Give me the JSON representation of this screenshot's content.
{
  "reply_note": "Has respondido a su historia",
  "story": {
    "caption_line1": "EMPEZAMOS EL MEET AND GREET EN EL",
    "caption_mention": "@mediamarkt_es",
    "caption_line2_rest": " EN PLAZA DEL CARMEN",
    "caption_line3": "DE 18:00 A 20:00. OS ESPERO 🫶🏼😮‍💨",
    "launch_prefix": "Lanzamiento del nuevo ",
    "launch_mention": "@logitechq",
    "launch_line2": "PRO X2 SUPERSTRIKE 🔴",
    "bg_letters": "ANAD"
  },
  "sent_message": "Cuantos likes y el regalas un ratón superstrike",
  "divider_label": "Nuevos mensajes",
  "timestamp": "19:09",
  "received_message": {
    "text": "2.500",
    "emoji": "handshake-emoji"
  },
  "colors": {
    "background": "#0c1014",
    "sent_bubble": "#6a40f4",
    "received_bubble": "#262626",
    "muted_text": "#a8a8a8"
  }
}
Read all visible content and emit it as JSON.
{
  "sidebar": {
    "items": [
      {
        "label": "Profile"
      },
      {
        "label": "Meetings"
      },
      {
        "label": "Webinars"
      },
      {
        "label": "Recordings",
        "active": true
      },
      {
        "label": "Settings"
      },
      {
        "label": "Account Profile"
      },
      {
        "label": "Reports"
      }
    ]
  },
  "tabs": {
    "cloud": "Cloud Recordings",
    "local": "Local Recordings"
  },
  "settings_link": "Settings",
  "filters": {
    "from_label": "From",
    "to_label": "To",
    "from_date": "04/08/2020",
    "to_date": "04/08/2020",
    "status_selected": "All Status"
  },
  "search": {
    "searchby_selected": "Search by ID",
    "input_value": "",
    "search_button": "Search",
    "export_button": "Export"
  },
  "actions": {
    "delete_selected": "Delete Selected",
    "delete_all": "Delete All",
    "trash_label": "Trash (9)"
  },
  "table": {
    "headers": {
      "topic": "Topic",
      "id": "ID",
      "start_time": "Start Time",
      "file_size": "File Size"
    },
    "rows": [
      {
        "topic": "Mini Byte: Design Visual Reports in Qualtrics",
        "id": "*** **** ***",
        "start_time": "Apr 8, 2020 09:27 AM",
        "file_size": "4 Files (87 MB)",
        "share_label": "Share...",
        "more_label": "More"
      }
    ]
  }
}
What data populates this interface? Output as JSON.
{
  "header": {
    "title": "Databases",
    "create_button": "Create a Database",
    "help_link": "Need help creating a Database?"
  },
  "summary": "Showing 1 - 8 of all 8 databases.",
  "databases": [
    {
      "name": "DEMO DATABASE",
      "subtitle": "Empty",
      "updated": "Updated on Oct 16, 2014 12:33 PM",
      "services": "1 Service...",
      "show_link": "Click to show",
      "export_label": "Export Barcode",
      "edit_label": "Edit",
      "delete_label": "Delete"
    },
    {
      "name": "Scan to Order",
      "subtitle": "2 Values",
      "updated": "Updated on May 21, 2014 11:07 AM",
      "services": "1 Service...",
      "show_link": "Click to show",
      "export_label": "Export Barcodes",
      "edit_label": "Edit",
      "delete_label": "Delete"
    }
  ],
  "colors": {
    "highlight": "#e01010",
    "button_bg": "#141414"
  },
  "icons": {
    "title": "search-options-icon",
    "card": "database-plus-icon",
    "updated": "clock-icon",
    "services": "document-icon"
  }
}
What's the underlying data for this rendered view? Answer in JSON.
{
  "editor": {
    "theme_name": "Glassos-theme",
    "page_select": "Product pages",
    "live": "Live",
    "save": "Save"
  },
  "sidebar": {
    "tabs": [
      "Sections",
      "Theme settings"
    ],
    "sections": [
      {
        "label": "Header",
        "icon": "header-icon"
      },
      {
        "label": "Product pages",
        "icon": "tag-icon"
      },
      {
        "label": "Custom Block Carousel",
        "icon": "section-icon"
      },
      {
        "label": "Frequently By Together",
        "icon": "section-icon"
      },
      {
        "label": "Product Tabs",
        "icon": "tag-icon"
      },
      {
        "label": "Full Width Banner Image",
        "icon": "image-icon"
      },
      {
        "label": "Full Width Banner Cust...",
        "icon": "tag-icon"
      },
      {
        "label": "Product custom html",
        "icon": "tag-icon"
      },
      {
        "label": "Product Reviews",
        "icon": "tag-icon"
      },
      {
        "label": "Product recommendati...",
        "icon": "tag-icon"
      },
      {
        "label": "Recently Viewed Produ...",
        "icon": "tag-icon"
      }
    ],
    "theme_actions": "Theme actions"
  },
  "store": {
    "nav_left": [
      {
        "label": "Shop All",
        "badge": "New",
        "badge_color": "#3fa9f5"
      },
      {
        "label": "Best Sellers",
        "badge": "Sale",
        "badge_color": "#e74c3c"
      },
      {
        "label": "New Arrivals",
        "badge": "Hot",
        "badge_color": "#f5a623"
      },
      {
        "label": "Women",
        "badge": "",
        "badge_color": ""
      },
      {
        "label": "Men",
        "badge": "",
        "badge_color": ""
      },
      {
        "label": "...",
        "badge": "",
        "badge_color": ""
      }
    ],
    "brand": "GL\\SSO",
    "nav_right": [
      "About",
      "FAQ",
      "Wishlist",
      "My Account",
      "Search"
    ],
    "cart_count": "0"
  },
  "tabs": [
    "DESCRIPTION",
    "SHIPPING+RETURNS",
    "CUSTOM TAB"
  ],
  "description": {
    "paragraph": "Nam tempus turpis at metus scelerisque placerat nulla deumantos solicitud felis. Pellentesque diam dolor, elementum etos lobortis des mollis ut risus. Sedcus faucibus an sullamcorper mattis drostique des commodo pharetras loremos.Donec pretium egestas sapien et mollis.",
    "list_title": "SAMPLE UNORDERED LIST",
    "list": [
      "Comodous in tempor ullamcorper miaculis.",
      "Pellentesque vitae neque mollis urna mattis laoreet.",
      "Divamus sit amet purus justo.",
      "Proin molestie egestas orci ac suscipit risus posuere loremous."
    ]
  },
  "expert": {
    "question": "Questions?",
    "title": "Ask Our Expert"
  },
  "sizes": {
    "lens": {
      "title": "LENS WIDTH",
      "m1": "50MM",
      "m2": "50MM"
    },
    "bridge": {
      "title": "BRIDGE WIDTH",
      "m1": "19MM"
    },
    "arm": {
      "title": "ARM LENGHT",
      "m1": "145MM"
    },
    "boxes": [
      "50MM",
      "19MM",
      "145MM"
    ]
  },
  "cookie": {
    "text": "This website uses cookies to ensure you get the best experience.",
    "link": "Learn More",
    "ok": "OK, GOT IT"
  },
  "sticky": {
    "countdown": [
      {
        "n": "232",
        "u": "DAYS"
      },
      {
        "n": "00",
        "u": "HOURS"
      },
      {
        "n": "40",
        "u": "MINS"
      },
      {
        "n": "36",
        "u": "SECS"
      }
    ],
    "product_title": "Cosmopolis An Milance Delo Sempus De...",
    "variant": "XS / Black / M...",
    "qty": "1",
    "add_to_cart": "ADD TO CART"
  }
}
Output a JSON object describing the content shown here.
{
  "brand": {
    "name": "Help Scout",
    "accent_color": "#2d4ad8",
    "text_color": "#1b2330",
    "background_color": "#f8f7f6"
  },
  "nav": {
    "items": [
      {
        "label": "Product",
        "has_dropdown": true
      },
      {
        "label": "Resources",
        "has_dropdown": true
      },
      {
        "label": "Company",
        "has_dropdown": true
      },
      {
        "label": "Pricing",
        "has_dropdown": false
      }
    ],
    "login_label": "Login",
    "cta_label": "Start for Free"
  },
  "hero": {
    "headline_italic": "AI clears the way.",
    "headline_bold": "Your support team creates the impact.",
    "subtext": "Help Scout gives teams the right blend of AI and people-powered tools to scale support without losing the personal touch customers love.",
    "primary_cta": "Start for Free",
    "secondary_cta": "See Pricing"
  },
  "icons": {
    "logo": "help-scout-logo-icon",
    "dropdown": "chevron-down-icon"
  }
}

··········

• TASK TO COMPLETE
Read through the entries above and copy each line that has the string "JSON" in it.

• RESULT OF THIS TASK
Give me the JSON representation of this screenshot's content.
Read all visible content and emit it as JSON.
What data populates this interface? Output as JSON.
What's the underlying data for this rendered view? Answer in JSON.
Output a JSON object describing the content shown here.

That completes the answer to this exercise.